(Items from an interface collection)

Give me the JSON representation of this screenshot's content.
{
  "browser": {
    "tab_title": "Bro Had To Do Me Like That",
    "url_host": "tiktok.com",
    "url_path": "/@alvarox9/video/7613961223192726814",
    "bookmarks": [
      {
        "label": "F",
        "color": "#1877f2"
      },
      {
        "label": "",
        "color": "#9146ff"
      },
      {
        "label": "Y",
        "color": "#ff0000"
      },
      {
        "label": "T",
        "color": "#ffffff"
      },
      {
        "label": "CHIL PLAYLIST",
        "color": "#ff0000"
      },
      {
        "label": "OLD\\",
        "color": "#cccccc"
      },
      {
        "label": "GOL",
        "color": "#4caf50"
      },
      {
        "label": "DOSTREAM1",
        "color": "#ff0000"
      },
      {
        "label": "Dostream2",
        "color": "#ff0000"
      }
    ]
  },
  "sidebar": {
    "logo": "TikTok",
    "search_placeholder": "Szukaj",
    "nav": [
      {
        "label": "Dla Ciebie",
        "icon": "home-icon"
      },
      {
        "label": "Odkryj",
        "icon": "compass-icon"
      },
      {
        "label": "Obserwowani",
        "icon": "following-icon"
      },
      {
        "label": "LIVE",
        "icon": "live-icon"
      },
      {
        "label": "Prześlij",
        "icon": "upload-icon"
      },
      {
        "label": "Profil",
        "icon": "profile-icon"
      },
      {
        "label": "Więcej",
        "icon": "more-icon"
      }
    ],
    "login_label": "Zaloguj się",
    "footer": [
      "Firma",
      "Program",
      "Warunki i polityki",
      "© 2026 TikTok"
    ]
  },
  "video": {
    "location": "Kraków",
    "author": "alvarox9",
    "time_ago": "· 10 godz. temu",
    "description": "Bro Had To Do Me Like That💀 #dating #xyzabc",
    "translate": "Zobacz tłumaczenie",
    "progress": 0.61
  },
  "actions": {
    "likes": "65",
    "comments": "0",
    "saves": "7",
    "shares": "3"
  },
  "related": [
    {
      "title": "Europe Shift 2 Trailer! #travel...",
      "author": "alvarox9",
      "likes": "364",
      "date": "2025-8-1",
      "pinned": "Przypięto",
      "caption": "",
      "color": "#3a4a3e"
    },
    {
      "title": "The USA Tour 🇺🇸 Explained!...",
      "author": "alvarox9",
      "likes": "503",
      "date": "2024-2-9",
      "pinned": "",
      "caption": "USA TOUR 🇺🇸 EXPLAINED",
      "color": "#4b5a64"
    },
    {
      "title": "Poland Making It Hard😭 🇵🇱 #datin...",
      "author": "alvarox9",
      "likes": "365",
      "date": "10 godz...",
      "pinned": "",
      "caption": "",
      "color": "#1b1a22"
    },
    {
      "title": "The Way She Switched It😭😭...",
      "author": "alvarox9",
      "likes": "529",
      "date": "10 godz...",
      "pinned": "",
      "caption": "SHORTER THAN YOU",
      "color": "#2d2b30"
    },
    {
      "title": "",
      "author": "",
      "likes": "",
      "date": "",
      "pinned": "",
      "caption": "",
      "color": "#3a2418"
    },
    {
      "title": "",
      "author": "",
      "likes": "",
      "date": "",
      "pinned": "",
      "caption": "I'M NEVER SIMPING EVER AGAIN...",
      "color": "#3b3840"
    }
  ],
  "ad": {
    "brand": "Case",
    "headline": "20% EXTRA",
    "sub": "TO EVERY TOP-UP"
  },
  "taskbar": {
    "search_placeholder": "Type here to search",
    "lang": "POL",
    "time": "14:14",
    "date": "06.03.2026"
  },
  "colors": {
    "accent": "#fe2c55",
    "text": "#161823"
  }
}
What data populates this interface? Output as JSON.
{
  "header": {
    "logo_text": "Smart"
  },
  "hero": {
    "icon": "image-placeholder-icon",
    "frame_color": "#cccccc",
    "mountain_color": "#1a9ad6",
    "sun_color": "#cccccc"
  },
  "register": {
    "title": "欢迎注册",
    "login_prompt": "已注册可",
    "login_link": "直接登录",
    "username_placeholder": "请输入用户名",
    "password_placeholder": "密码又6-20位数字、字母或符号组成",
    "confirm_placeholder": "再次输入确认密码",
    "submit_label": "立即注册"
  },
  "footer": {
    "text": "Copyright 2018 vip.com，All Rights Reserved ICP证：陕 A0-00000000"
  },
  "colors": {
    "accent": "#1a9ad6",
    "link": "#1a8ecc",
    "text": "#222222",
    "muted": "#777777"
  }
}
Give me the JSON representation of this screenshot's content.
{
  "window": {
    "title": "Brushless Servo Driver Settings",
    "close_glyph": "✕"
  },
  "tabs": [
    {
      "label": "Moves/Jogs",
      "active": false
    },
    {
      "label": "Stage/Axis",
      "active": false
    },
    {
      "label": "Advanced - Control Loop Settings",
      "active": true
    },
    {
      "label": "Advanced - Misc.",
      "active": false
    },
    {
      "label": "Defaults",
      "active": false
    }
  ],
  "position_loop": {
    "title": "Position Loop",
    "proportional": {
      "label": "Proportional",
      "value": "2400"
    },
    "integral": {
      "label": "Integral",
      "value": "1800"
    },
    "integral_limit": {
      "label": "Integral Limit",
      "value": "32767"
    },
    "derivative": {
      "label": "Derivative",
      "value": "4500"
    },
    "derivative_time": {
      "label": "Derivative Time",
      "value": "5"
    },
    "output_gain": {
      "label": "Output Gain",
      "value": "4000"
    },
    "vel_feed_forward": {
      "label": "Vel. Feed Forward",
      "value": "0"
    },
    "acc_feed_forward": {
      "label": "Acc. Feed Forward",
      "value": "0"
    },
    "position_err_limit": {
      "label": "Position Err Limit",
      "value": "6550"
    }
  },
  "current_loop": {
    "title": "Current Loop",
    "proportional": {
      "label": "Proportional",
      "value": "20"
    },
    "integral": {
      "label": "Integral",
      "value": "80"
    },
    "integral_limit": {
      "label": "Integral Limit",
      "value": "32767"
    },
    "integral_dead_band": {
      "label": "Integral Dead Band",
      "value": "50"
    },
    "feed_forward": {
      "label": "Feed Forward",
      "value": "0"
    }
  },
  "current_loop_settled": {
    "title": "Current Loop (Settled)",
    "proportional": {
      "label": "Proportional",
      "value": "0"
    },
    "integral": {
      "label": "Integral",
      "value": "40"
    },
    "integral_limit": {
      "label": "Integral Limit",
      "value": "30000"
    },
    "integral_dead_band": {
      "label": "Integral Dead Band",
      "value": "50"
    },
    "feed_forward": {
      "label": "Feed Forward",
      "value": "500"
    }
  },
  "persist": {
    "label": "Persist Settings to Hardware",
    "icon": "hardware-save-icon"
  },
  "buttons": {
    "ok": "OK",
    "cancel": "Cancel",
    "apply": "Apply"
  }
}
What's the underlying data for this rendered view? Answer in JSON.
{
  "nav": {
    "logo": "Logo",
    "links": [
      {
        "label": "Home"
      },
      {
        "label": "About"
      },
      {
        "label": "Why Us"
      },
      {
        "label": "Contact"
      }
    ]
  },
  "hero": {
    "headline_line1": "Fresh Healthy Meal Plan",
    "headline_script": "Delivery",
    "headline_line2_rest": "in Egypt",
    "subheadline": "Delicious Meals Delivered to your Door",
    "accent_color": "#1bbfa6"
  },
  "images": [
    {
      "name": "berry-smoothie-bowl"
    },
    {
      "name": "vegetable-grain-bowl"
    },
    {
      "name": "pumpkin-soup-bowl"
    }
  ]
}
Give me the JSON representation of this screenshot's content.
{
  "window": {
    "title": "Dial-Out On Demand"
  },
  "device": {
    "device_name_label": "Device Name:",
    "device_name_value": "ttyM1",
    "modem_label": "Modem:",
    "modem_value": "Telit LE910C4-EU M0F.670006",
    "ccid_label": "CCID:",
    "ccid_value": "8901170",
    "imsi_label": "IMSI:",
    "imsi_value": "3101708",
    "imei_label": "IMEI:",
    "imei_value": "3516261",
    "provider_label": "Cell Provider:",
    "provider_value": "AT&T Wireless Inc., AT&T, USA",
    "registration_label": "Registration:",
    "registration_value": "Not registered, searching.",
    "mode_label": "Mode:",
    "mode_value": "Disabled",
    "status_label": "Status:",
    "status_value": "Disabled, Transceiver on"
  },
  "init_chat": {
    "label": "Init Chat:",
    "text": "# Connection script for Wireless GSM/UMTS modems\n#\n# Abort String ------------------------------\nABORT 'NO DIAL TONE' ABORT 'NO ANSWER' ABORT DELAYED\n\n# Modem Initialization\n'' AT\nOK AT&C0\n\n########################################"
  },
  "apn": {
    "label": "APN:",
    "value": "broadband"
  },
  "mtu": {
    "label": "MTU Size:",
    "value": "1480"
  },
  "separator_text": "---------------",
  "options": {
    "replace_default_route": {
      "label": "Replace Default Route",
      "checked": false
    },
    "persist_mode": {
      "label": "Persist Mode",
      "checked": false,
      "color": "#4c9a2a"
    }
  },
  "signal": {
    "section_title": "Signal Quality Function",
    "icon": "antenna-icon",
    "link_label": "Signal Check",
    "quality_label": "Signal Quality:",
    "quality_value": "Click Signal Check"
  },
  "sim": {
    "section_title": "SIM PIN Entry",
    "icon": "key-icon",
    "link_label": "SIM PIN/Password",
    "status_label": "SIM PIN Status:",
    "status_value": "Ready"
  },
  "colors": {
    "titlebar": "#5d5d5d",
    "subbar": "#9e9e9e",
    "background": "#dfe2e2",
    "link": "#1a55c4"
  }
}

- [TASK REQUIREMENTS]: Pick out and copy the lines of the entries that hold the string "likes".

- [SOLUTION]:
    "likes": "65",
      "likes": "364",
      "likes": "503",
      "likes": "365",
      "likes": "529",
      "likes": "",
      "likes": "",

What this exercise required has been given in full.